Opinion: Many people require ongoing treatment for a host of ailments, but physicians are being told to delay care that Health Ministry officials deem not crucial during a pandemic, and people will die and they too deserve proper care

Ichilov Hospital prepares a special ward for coronavirus patients
Ichilov Hospital prepares a special ward for coronavirus patients

My fellow physicians and I are acutely aware of the extent of the emergency through which we are living and fully agree with the Health Ministry that medical teams must be protected from infection with the coronavirus, a directive that is unfortunately only partially enforced.

We believe there must be dedicated and separate spaces in every hospital that will allow treatment with the proper equipment, including ventilators, for those in need. This will contain the spread of the disease, which is the only way we can win this battle.

But there must be a well thought out administration of these needs so that the collateral damage that we are already experiencing, to patients who are in need of care that is not related to the coronavirus is kept to a minimum.

This includes patients whose care is being postponed or marginalized and whose prognosis for recovery could be irreparably compromised and who could even face death.
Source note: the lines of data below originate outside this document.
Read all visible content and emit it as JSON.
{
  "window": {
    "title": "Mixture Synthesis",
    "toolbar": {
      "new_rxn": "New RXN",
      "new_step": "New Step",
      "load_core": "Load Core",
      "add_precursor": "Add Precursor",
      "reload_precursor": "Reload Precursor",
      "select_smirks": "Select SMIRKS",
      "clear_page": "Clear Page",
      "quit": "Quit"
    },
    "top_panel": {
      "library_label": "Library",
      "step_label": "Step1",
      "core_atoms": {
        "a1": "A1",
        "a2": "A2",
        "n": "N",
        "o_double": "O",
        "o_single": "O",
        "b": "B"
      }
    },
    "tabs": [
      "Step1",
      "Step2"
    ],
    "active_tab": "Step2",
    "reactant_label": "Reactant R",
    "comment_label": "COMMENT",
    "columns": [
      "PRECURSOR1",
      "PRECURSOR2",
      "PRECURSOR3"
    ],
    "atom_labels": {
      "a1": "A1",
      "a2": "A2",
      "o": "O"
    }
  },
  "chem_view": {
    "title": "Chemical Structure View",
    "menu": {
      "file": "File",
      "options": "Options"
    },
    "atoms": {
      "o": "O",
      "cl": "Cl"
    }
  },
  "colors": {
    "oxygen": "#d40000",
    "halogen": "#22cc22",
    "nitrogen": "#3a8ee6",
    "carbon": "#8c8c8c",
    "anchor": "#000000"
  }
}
These people require real medical care, not only in cases of cancer or heart disease, but in many other ailments as well.
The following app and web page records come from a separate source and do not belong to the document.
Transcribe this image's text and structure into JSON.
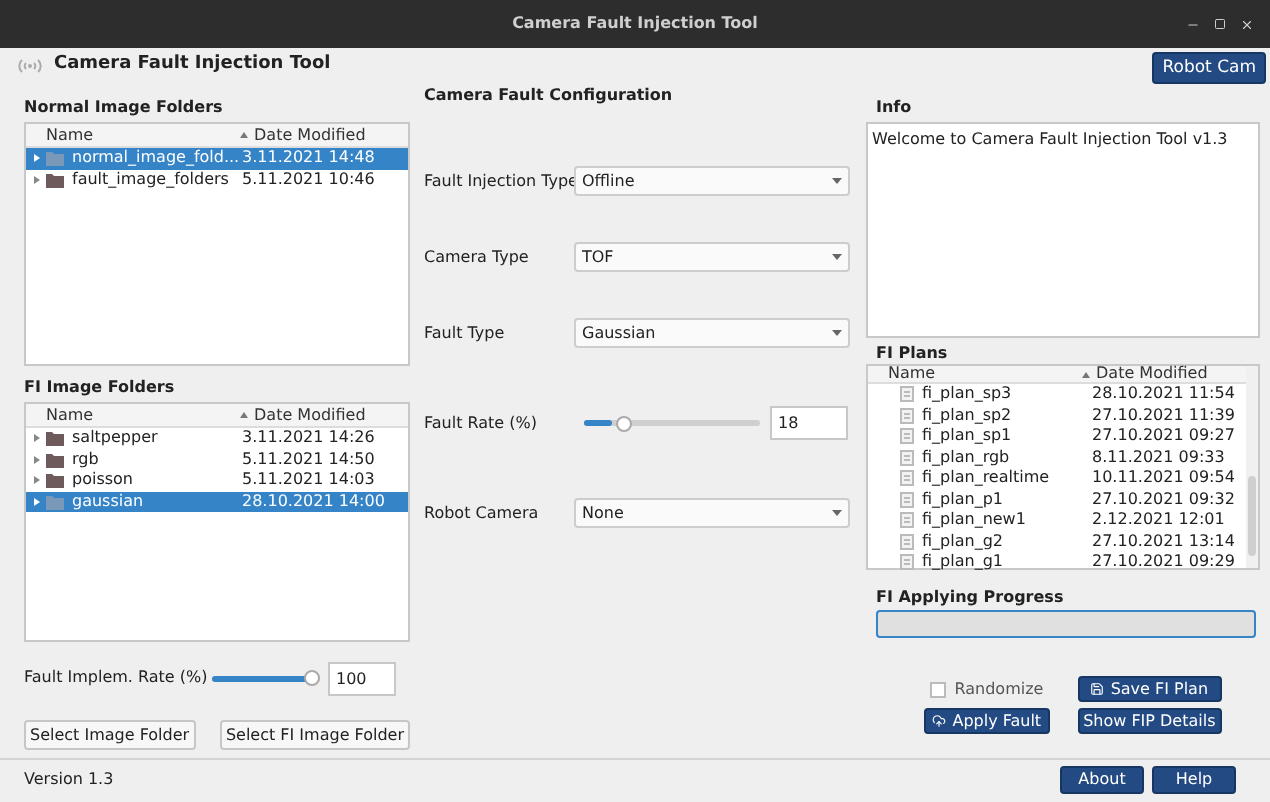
{
  "window": {
    "title": "Camera Fault Injection Tool"
  },
  "app_title": "Camera Fault Injection Tool",
  "robot_cam_button": "Robot Cam",
  "normal_folders": {
    "label": "Normal Image Folders",
    "columns": [
      "Name",
      "Date Modified"
    ],
    "rows": [
      {
        "name": "normal_image_fold...",
        "date": "3.11.2021 14:48",
        "selected": true
      },
      {
        "name": "fault_image_folders",
        "date": "5.11.2021 10:46",
        "selected": false
      }
    ]
  },
  "fi_folders": {
    "label": "FI Image Folders",
    "columns": [
      "Name",
      "Date Modified"
    ],
    "rows": [
      {
        "name": "saltpepper",
        "date": "3.11.2021 14:26",
        "selected": false
      },
      {
        "name": "rgb",
        "date": "5.11.2021 14:50",
        "selected": false
      },
      {
        "name": "poisson",
        "date": "5.11.2021 14:03",
        "selected": false
      },
      {
        "name": "gaussian",
        "date": "28.10.2021 14:00",
        "selected": true
      }
    ]
  },
  "implem_rate": {
    "label": "Fault Implem. Rate (%)",
    "level": 1,
    "value": "100"
  },
  "left_buttons": [
    "Select Image Folder",
    "Select FI Image Folder"
  ],
  "config": {
    "title": "Camera Fault Configuration",
    "fields": [
      {
        "kind": "dropdown",
        "label": "Fault Injection Type",
        "value": "Offline"
      },
      {
        "kind": "dropdown",
        "label": "Camera Type",
        "value": "TOF"
      },
      {
        "kind": "dropdown",
        "label": "Fault Type",
        "value": "Gaussian"
      },
      {
        "kind": "slider",
        "label": "Fault Rate (%)",
        "level": 0.2,
        "value": "18"
      },
      {
        "kind": "dropdown",
        "label": "Robot Camera",
        "value": "None"
      }
    ]
  },
  "info": {
    "label": "Info",
    "text": "Welcome to Camera Fault Injection Tool v1.3"
  },
  "fi_plans": {
    "label": "FI Plans",
    "columns": [
      "Name",
      "Date Modified"
    ],
    "rows": [
      {
        "name": "fi_plan_sp3",
        "date": "28.10.2021 11:54"
      },
      {
        "name": "fi_plan_sp2",
        "date": "27.10.2021 11:39"
      },
      {
        "name": "fi_plan_sp1",
        "date": "27.10.2021 09:27"
      },
      {
        "name": "fi_plan_rgb",
        "date": "8.11.2021 09:33"
      },
      {
        "name": "fi_plan_realtime",
        "date": "10.11.2021 09:54"
      },
      {
        "name": "fi_plan_p1",
        "date": "27.10.2021 09:32"
      },
      {
        "name": "fi_plan_new1",
        "date": "2.12.2021 12:01"
      },
      {
        "name": "fi_plan_g2",
        "date": "27.10.2021 13:14"
      },
      {
        "name": "fi_plan_g1",
        "date": "27.10.2021 09:29"
      }
    ]
  },
  "progress": {
    "label": "FI Applying Progress"
  },
  "randomize": {
    "label": "Randomize",
    "checked": false
  },
  "save_plan_button": "Save FI Plan",
  "apply_fault_button": "Apply Fault",
  "show_details_button": "Show FIP Details",
  "status": {
    "version": "Version 1.3"
  },
  "footer_buttons": [
    "About",
    "Help"
  ]
}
If we do not take the time to consider this problem, we may soon find that while we were perhaps successful in minimizing disease and even death from the coronavirus, we would be paying the price in fatalities as a result of other illnesses at a rate we have never seen before, including such cases in which medical science had invested years of knowledge and resources to overcome.

I raise this issue now because there are limitations imposed on doctors and medical teams by the people in the position to make decisions – and I still do not know who they are.

We are being told to follow criteria when deciding who we can treat. We are being told by others what constitutes necessary medical intervention and what does not.

בית החולים השרון
The medical team at Rabin Medical Center in Petah Tivka (Photo: Courtesy)


We are also forced into quarantine having come into brief contact with coronavirus patients.

I myself am writing from my quarantine after 12 days of isolation. I went into the ER to check on a dear friend who had been confirmed positive for coronavirus. I only saw him for a couple of minutes but was forced into isolation nonetheless.

People in the decision-making positions must urgently modify their instructions to the medical establishment so that dedicated coronavirus treatment beds are prepared away from the general population, and at the same time ongoing care can be provided to the many patients who continue to seek our aid.

Medical teams must, of course, be protected from infection but a brief encounter with a coronavirus patient should not automatically be followed by a quarantine period. The chances that I was infected by my minutes-long visit with my friend are minimal.

Only by adopting this manner of managing our health system will we be able to function at our best, treat those in urgent need while minimizing the dramatic rise in fatalities that many of our patients will be facing without the ongoing care they need.

חיטוי של תחנת רכבת משה דיין בראשון לציון
Disinfectant against coronavirus is sprayed at a Rishon Lezion train station (Photo: Moti Kimchi)


I believe the collapse of our medical system, which we are already witnessing, can be mitigated if we adopt the necessary measures.

I wish all of us success in the face of this challenge and hope we show the necessary wisdom, responsibility and above all commitment needed in our joint mission to win this war.

As reported by Ynetnews